▶ Exercise description: Number of lines below with the word "cloud": state it and write nothing more.

[Data records]

=== Section Start ===

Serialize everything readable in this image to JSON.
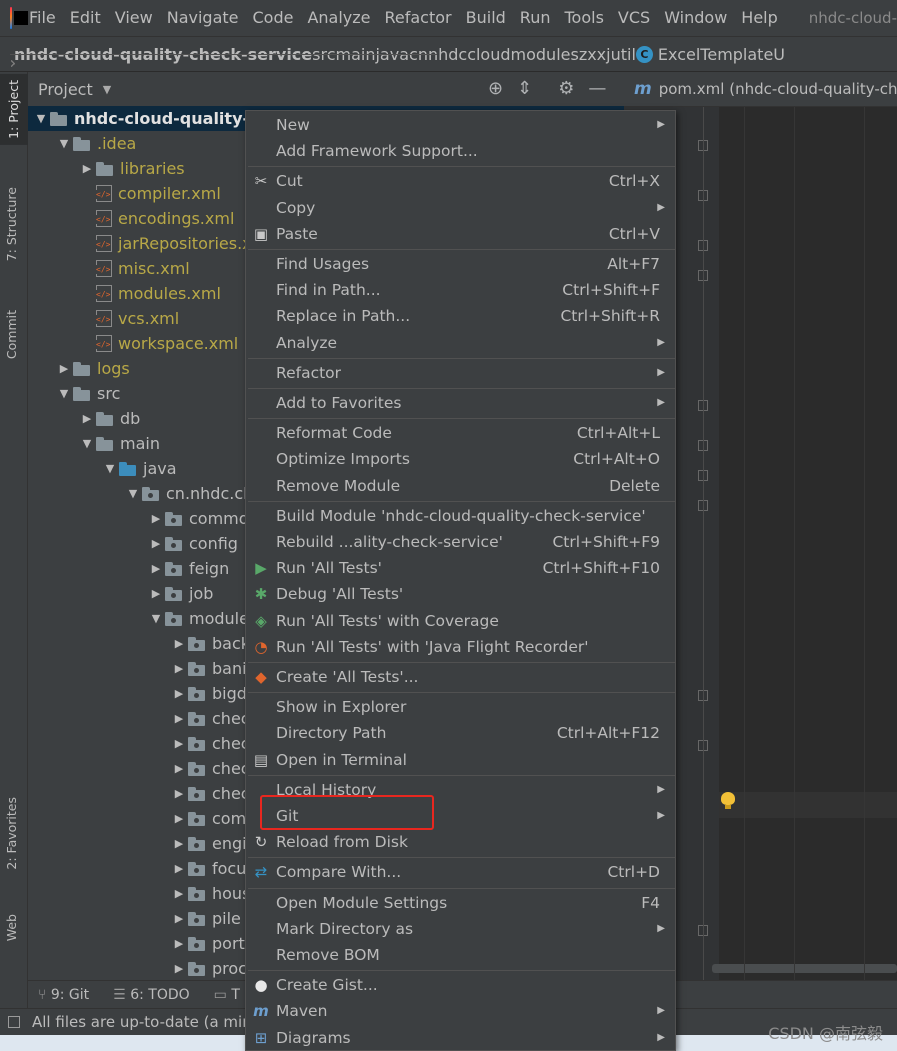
{
  "menubar": {
    "items": [
      "File",
      "Edit",
      "View",
      "Navigate",
      "Code",
      "Analyze",
      "Refactor",
      "Build",
      "Run",
      "Tools",
      "VCS",
      "Window",
      "Help"
    ],
    "window_title": "nhdc-cloud-"
  },
  "breadcrumbs": [
    "nhdc-cloud-quality-check-service",
    "src",
    "main",
    "java",
    "cn",
    "nhdc",
    "cloud",
    "modules",
    "zxxj",
    "util",
    "ExcelTemplateU"
  ],
  "left_strip": {
    "project": "1: Project",
    "structure": "7: Structure",
    "commit": "Commit",
    "favorites": "2: Favorites",
    "web": "Web"
  },
  "project_panel": {
    "title": "Project",
    "tree": [
      {
        "label": "nhdc-cloud-quality-ch",
        "depth": 0,
        "arrow": "down",
        "icon": "folder",
        "style": "bold",
        "selected": true
      },
      {
        "label": ".idea",
        "depth": 1,
        "arrow": "down",
        "icon": "folder",
        "style": "ylw"
      },
      {
        "label": "libraries",
        "depth": 2,
        "arrow": "right",
        "icon": "folder",
        "style": "ylw"
      },
      {
        "label": "compiler.xml",
        "depth": 2,
        "arrow": "",
        "icon": "xml",
        "style": "ylw"
      },
      {
        "label": "encodings.xml",
        "depth": 2,
        "arrow": "",
        "icon": "xml",
        "style": "ylw"
      },
      {
        "label": "jarRepositories.x",
        "depth": 2,
        "arrow": "",
        "icon": "xml",
        "style": "ylw"
      },
      {
        "label": "misc.xml",
        "depth": 2,
        "arrow": "",
        "icon": "xml",
        "style": "ylw"
      },
      {
        "label": "modules.xml",
        "depth": 2,
        "arrow": "",
        "icon": "xml",
        "style": "ylw"
      },
      {
        "label": "vcs.xml",
        "depth": 2,
        "arrow": "",
        "icon": "xml",
        "style": "ylw"
      },
      {
        "label": "workspace.xml",
        "depth": 2,
        "arrow": "",
        "icon": "xml",
        "style": "ylw"
      },
      {
        "label": "logs",
        "depth": 1,
        "arrow": "right",
        "icon": "folder",
        "style": "ylw"
      },
      {
        "label": "src",
        "depth": 1,
        "arrow": "down",
        "icon": "folder",
        "style": "wht"
      },
      {
        "label": "db",
        "depth": 2,
        "arrow": "right",
        "icon": "folder",
        "style": "wht"
      },
      {
        "label": "main",
        "depth": 2,
        "arrow": "down",
        "icon": "folder",
        "style": "wht"
      },
      {
        "label": "java",
        "depth": 3,
        "arrow": "down",
        "icon": "folder-blue",
        "style": "wht"
      },
      {
        "label": "cn.nhdc.clo",
        "depth": 4,
        "arrow": "down",
        "icon": "pkg",
        "style": "wht"
      },
      {
        "label": "commo",
        "depth": 5,
        "arrow": "right",
        "icon": "pkg",
        "style": "wht"
      },
      {
        "label": "config",
        "depth": 5,
        "arrow": "right",
        "icon": "pkg",
        "style": "wht"
      },
      {
        "label": "feign",
        "depth": 5,
        "arrow": "right",
        "icon": "pkg",
        "style": "wht"
      },
      {
        "label": "job",
        "depth": 5,
        "arrow": "right",
        "icon": "pkg",
        "style": "wht"
      },
      {
        "label": "module",
        "depth": 5,
        "arrow": "down",
        "icon": "pkg",
        "style": "wht"
      },
      {
        "label": "back",
        "depth": 6,
        "arrow": "right",
        "icon": "pkg",
        "style": "wht"
      },
      {
        "label": "banin",
        "depth": 6,
        "arrow": "right",
        "icon": "pkg",
        "style": "wht"
      },
      {
        "label": "bigd",
        "depth": 6,
        "arrow": "right",
        "icon": "pkg",
        "style": "wht"
      },
      {
        "label": "chec",
        "depth": 6,
        "arrow": "right",
        "icon": "pkg",
        "style": "wht"
      },
      {
        "label": "chec",
        "depth": 6,
        "arrow": "right",
        "icon": "pkg",
        "style": "wht"
      },
      {
        "label": "chec",
        "depth": 6,
        "arrow": "right",
        "icon": "pkg",
        "style": "wht"
      },
      {
        "label": "chec",
        "depth": 6,
        "arrow": "right",
        "icon": "pkg",
        "style": "wht"
      },
      {
        "label": "comi",
        "depth": 6,
        "arrow": "right",
        "icon": "pkg",
        "style": "wht"
      },
      {
        "label": "engi",
        "depth": 6,
        "arrow": "right",
        "icon": "pkg",
        "style": "wht"
      },
      {
        "label": "focu",
        "depth": 6,
        "arrow": "right",
        "icon": "pkg",
        "style": "wht"
      },
      {
        "label": "hous",
        "depth": 6,
        "arrow": "right",
        "icon": "pkg",
        "style": "wht"
      },
      {
        "label": "pile",
        "depth": 6,
        "arrow": "right",
        "icon": "pkg",
        "style": "wht"
      },
      {
        "label": "porta",
        "depth": 6,
        "arrow": "right",
        "icon": "pkg",
        "style": "wht"
      },
      {
        "label": "proc",
        "depth": 6,
        "arrow": "right",
        "icon": "pkg",
        "style": "wht"
      }
    ]
  },
  "editor": {
    "tab_icon": "m",
    "tab_label": "pom.xml (nhdc-cloud-quality-che"
  },
  "context_menu": [
    {
      "label": "New",
      "shortcut": "",
      "submenu": true,
      "icon": ""
    },
    {
      "label": "Add Framework Support...",
      "shortcut": "",
      "submenu": false,
      "icon": ""
    },
    {
      "sep": true
    },
    {
      "label": "Cut",
      "shortcut": "Ctrl+X",
      "submenu": false,
      "icon": "scissors-icon"
    },
    {
      "label": "Copy",
      "shortcut": "",
      "submenu": true,
      "icon": ""
    },
    {
      "label": "Paste",
      "shortcut": "Ctrl+V",
      "submenu": false,
      "icon": "clipboard-icon"
    },
    {
      "sep": true
    },
    {
      "label": "Find Usages",
      "shortcut": "Alt+F7",
      "submenu": false,
      "icon": ""
    },
    {
      "label": "Find in Path...",
      "shortcut": "Ctrl+Shift+F",
      "submenu": false,
      "icon": ""
    },
    {
      "label": "Replace in Path...",
      "shortcut": "Ctrl+Shift+R",
      "submenu": false,
      "icon": ""
    },
    {
      "label": "Analyze",
      "shortcut": "",
      "submenu": true,
      "icon": ""
    },
    {
      "sep": true
    },
    {
      "label": "Refactor",
      "shortcut": "",
      "submenu": true,
      "icon": ""
    },
    {
      "sep": true
    },
    {
      "label": "Add to Favorites",
      "shortcut": "",
      "submenu": true,
      "icon": ""
    },
    {
      "sep": true
    },
    {
      "label": "Reformat Code",
      "shortcut": "Ctrl+Alt+L",
      "submenu": false,
      "icon": ""
    },
    {
      "label": "Optimize Imports",
      "shortcut": "Ctrl+Alt+O",
      "submenu": false,
      "icon": ""
    },
    {
      "label": "Remove Module",
      "shortcut": "Delete",
      "submenu": false,
      "icon": ""
    },
    {
      "sep": true
    },
    {
      "label": "Build Module 'nhdc-cloud-quality-check-service'",
      "shortcut": "",
      "submenu": false,
      "icon": ""
    },
    {
      "label": "Rebuild ...ality-check-service'",
      "shortcut": "Ctrl+Shift+F9",
      "submenu": false,
      "icon": ""
    },
    {
      "label": "Run 'All Tests'",
      "shortcut": "Ctrl+Shift+F10",
      "submenu": false,
      "icon": "run-icon"
    },
    {
      "label": "Debug 'All Tests'",
      "shortcut": "",
      "submenu": false,
      "icon": "debug-icon"
    },
    {
      "label": "Run 'All Tests' with Coverage",
      "shortcut": "",
      "submenu": false,
      "icon": "coverage-icon"
    },
    {
      "label": "Run 'All Tests' with 'Java Flight Recorder'",
      "shortcut": "",
      "submenu": false,
      "icon": "profiler-icon"
    },
    {
      "sep": true
    },
    {
      "label": "Create 'All Tests'...",
      "shortcut": "",
      "submenu": false,
      "icon": "create-test-icon"
    },
    {
      "sep": true
    },
    {
      "label": "Show in Explorer",
      "shortcut": "",
      "submenu": false,
      "icon": ""
    },
    {
      "label": "Directory Path",
      "shortcut": "Ctrl+Alt+F12",
      "submenu": false,
      "icon": ""
    },
    {
      "label": "Open in Terminal",
      "shortcut": "",
      "submenu": false,
      "icon": "terminal-icon"
    },
    {
      "sep": true
    },
    {
      "label": "Local History",
      "shortcut": "",
      "submenu": true,
      "icon": ""
    },
    {
      "label": "Git",
      "shortcut": "",
      "submenu": true,
      "icon": ""
    },
    {
      "label": "Reload from Disk",
      "shortcut": "",
      "submenu": false,
      "icon": "reload-icon"
    },
    {
      "sep": true
    },
    {
      "label": "Compare With...",
      "shortcut": "Ctrl+D",
      "submenu": false,
      "icon": "compare-icon"
    },
    {
      "sep": true
    },
    {
      "label": "Open Module Settings",
      "shortcut": "F4",
      "submenu": false,
      "icon": ""
    },
    {
      "label": "Mark Directory as",
      "shortcut": "",
      "submenu": true,
      "icon": ""
    },
    {
      "label": "Remove BOM",
      "shortcut": "",
      "submenu": false,
      "icon": ""
    },
    {
      "sep": true
    },
    {
      "label": "Create Gist...",
      "shortcut": "",
      "submenu": false,
      "icon": "github-icon"
    },
    {
      "label": "Maven",
      "shortcut": "",
      "submenu": true,
      "icon": "maven-icon"
    },
    {
      "label": "Diagrams",
      "shortcut": "",
      "submenu": true,
      "icon": "diagram-icon"
    }
  ],
  "bottom_tabs": [
    {
      "label": "9: Git",
      "icon": "git-icon"
    },
    {
      "label": "6: TODO",
      "icon": "todo-icon"
    },
    {
      "label": "T",
      "icon": ""
    }
  ],
  "status": {
    "text": "All files are up-to-date (a min"
  },
  "watermark": "CSDN @南弦毅",
  "colors": {
    "selection": "#0d293e",
    "highlight_box": "#e8271f",
    "panel": "#3c3f41",
    "editor": "#2b2b2b"
  }
}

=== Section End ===

▶ Written solution: 6